Preparing for exams should not be a last-minute rush of activity. If you think of it like self-organised homework, this helps you be more productive, get better grades, and feel less stressed.

I often help my students prepare for their exams, and it’s always the ones who are organised and structured in their preparation who do best. During my own studies, I learned several useful methods for revising. These helped me to make the best use of my time, and get the most marks for my effort. Try some of these yourself to see which ones work for you.

Bite-sizes Tasks

Begin by looking at all the subjects you need to study in this revision period and write them down. Now you can expand each item on the list by detailing the topic areas you need to cover. Use this list as the basis of your preparation, and ensure you have sufficient time to cover everything. It will feel great to tick off all the sections as you finish them!

Daily Routine

The first key to revising well is to make it part of your daily routine. You are much more likely to stick to a schedule if it becomes a habit. For example, you can allocate a timeslot after school right before dinner and another one just after dinner. Sticking to a regular schedule reduces unexpected surprises and you’ll find it much easier to start working after only a few days in the habit.

Blocks and Breaks
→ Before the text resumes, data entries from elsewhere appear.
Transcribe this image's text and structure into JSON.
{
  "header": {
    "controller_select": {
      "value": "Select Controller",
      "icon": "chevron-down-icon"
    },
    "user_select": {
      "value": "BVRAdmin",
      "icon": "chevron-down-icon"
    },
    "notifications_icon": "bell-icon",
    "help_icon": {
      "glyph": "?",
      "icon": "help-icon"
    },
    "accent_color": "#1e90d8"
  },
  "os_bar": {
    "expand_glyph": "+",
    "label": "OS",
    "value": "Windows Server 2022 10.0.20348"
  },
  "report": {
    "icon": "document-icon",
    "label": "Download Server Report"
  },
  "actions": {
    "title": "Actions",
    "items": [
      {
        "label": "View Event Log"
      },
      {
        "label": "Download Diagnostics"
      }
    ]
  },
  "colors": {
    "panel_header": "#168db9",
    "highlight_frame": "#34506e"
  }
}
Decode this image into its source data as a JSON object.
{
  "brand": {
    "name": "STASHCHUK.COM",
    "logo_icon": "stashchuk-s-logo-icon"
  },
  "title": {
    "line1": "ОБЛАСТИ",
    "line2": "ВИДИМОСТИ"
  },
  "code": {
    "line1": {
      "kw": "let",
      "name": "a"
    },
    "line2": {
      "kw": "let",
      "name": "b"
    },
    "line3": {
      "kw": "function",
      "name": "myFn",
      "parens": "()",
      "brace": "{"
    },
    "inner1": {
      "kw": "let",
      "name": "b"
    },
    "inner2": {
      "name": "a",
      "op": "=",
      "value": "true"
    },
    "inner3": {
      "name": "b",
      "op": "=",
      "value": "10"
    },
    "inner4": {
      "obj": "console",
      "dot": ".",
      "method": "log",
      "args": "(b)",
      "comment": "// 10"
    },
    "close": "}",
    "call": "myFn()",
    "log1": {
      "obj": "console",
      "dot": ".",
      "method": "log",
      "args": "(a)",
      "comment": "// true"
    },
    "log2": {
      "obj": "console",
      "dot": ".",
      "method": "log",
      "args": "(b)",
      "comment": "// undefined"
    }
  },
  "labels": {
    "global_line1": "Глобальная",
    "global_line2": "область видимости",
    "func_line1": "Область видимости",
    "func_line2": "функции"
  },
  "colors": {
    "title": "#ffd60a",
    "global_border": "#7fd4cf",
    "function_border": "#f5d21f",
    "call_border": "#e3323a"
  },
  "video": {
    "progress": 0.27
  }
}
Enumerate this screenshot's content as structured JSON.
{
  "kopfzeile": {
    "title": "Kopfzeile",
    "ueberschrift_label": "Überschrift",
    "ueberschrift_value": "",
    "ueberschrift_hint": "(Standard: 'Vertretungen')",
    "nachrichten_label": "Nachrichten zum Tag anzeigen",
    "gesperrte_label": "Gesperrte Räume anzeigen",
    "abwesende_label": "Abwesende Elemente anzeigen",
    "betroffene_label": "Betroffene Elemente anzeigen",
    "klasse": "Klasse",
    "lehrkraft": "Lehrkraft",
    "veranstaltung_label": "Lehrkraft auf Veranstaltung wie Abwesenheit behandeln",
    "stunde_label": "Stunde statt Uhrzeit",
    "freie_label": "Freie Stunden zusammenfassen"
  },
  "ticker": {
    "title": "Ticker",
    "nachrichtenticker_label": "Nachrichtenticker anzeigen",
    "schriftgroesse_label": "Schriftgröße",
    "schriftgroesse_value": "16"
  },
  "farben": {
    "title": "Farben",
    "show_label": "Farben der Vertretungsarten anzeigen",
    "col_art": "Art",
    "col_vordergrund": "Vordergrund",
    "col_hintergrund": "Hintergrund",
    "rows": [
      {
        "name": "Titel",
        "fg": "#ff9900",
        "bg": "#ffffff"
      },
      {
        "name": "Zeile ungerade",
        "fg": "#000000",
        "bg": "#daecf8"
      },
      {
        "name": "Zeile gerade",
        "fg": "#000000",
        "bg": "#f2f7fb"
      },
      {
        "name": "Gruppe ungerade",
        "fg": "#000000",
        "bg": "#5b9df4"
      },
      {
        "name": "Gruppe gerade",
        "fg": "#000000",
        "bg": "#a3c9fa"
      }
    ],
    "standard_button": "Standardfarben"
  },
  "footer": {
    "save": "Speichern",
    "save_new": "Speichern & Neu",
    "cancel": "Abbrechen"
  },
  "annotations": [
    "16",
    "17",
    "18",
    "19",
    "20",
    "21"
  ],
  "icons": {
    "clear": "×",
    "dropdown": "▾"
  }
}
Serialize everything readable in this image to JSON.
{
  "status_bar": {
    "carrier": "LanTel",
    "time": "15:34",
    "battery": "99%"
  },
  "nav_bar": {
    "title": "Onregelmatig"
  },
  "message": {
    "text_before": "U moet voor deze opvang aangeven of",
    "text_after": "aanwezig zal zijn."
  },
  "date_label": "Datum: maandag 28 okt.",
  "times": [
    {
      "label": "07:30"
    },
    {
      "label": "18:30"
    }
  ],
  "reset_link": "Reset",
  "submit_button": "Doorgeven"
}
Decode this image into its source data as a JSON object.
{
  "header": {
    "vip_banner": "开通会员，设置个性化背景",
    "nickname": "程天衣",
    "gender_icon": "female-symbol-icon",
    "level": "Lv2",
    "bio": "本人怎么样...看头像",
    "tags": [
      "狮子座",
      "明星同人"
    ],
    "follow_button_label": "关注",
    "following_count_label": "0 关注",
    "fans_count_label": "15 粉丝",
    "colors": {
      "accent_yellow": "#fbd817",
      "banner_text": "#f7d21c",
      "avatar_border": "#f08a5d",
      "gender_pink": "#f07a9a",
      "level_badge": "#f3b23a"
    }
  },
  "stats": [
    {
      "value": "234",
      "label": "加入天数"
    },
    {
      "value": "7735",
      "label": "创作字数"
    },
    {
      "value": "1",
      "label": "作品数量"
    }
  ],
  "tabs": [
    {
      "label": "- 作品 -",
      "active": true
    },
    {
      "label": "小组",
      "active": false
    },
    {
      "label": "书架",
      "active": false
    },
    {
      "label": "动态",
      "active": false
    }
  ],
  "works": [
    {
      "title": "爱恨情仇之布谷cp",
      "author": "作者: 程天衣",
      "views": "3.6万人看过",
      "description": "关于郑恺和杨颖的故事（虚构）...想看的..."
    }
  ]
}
Create a chart showing the whole week divided up into days and time-slots. Start by filling in periods that can’t be moved (e.g. school or family time). Divide the remaining time into blocks. For me, blocks of about 45 minutes work well, but each person is different, so be sure to modify your blocks to suit your level of productivity. Schedule 5-10 minute breaks between the blocks in order to give your eyes and brain a quick rest (this will make your working time more efficient overall). Here’s an example:

09:00 10:00 11:00 12:00 13:00 14:00 15:00
Saturday BLOCK 1 Break BLOCK 2 Family Time BLOCK 3 Lunch BLOCK 4 Break BLOCK 5

One you’ve worked-out your revision blocks on a chart, make copies of it for each week until the date of your exams. On the copies, break down each topic from your task list into micro-tasks you can achieve in each block. These micro-tasks could be things like: ‘Make flashcards and go through twice getting 50% of them correct’, ‘Research 5 animals that live in a tundra biome’, or ‘Write a 300-word practice essay’. Colour coding your chart can help make sure you have a balance between your subjects and also avoid fatigue from spending too much time with a single focus.

Planning Ahead

Always ensure you know what work is coming up so you can prepare properly, for example by getting any library books you need.

However, avoid allocating all your blocks too far ahead of the exam. Leave some time free that you can fill in later should you need. Once you get into your revision you’ll soon realise which topics you know better than you thought and which you’re really struggling with. You can adjust allocations accordingly to spend more time on the areas you’re weaker at.